• _Work instruction_
Filter this data down to the lines that hold "JSON", and copy them.

• _Items listed in a dataset_
......
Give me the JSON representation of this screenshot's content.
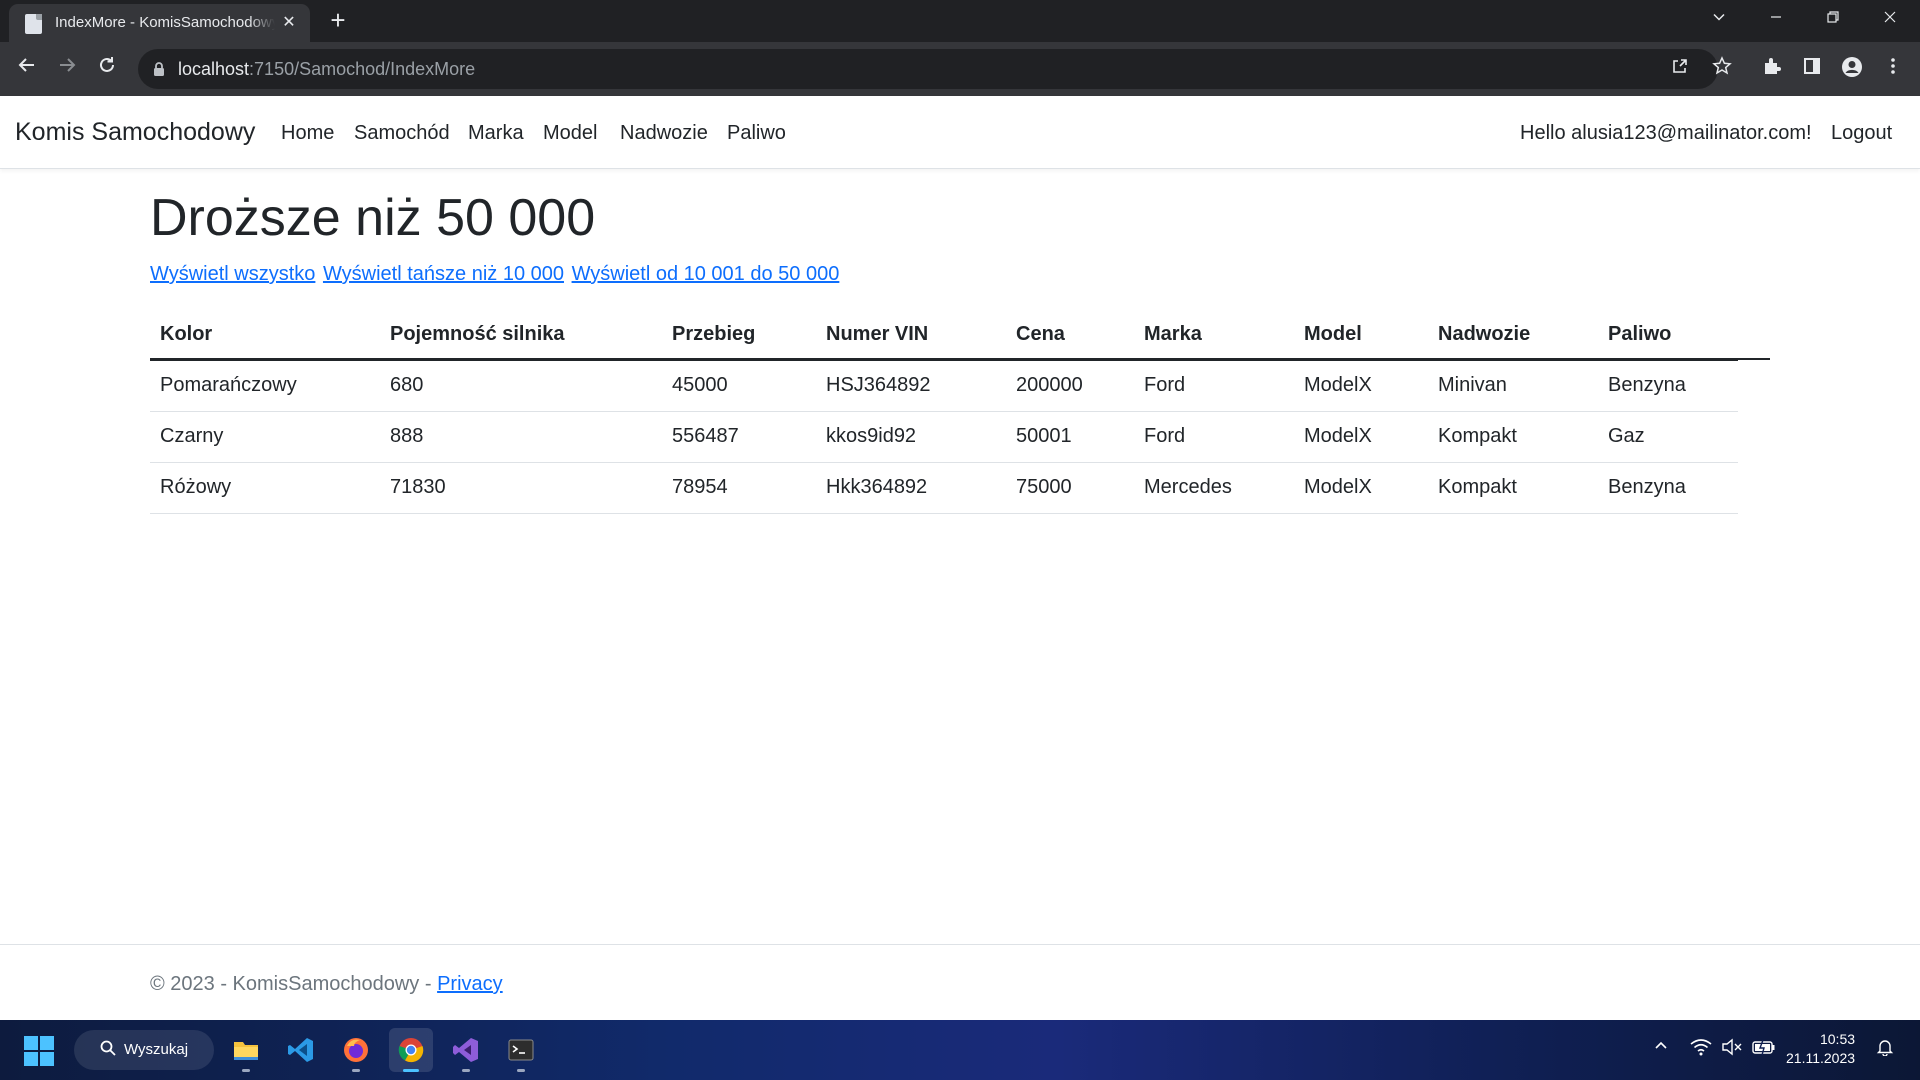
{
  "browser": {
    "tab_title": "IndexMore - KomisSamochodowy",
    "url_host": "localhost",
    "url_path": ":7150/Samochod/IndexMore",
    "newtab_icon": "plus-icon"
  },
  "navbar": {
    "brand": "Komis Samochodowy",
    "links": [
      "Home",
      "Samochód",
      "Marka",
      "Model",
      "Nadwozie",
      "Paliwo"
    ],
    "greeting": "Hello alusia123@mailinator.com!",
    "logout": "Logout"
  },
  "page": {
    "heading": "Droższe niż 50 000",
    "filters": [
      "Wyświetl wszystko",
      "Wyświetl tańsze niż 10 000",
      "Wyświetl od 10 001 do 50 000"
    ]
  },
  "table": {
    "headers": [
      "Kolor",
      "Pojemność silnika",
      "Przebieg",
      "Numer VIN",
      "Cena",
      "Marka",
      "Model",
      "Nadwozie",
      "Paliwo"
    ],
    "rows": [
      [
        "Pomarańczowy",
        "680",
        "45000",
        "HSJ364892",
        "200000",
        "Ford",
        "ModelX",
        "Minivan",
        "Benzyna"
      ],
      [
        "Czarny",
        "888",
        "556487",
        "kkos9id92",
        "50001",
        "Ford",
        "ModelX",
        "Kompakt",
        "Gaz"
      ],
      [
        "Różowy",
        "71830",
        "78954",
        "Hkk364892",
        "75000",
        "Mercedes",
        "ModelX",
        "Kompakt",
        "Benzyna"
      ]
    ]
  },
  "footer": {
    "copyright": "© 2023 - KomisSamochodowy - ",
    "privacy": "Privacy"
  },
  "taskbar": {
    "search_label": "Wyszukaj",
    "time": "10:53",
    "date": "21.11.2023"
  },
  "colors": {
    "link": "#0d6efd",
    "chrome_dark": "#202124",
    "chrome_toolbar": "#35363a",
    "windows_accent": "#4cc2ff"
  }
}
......
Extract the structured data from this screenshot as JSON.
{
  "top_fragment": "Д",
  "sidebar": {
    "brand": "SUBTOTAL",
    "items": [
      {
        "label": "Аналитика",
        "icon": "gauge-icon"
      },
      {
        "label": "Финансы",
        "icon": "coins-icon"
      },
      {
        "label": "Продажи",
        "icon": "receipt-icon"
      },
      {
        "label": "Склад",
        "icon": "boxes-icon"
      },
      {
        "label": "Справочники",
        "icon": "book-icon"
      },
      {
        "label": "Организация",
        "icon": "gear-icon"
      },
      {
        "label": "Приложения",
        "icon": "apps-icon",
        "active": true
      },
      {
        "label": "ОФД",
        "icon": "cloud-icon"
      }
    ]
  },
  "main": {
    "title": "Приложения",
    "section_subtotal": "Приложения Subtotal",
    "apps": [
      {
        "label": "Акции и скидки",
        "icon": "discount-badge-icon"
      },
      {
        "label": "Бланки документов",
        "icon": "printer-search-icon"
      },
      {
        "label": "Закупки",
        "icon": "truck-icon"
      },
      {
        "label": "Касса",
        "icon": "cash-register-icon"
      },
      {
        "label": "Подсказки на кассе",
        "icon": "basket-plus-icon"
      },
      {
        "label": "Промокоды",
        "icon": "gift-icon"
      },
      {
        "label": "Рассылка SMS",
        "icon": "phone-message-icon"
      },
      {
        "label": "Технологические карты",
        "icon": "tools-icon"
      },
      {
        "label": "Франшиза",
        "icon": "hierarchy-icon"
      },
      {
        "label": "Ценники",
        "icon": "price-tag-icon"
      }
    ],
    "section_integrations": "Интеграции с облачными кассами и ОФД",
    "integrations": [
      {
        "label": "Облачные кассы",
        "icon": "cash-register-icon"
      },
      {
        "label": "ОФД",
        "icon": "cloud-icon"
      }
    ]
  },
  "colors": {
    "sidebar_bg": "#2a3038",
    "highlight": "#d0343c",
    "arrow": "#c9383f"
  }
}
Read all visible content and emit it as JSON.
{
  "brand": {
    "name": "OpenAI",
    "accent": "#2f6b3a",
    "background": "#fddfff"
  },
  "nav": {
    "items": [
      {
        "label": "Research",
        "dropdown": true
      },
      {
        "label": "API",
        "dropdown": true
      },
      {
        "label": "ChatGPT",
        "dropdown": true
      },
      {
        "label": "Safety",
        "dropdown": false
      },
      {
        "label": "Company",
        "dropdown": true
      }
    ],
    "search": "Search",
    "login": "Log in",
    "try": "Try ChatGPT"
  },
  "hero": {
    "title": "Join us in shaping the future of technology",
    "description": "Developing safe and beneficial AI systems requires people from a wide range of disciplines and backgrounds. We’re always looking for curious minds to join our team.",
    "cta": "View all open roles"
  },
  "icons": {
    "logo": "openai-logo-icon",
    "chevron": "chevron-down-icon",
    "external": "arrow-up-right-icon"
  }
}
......
• _Task result_
Give me the JSON representation of this screenshot's content.
Extract the structured data from this screenshot as JSON.
Read all visible content and emit it as JSON.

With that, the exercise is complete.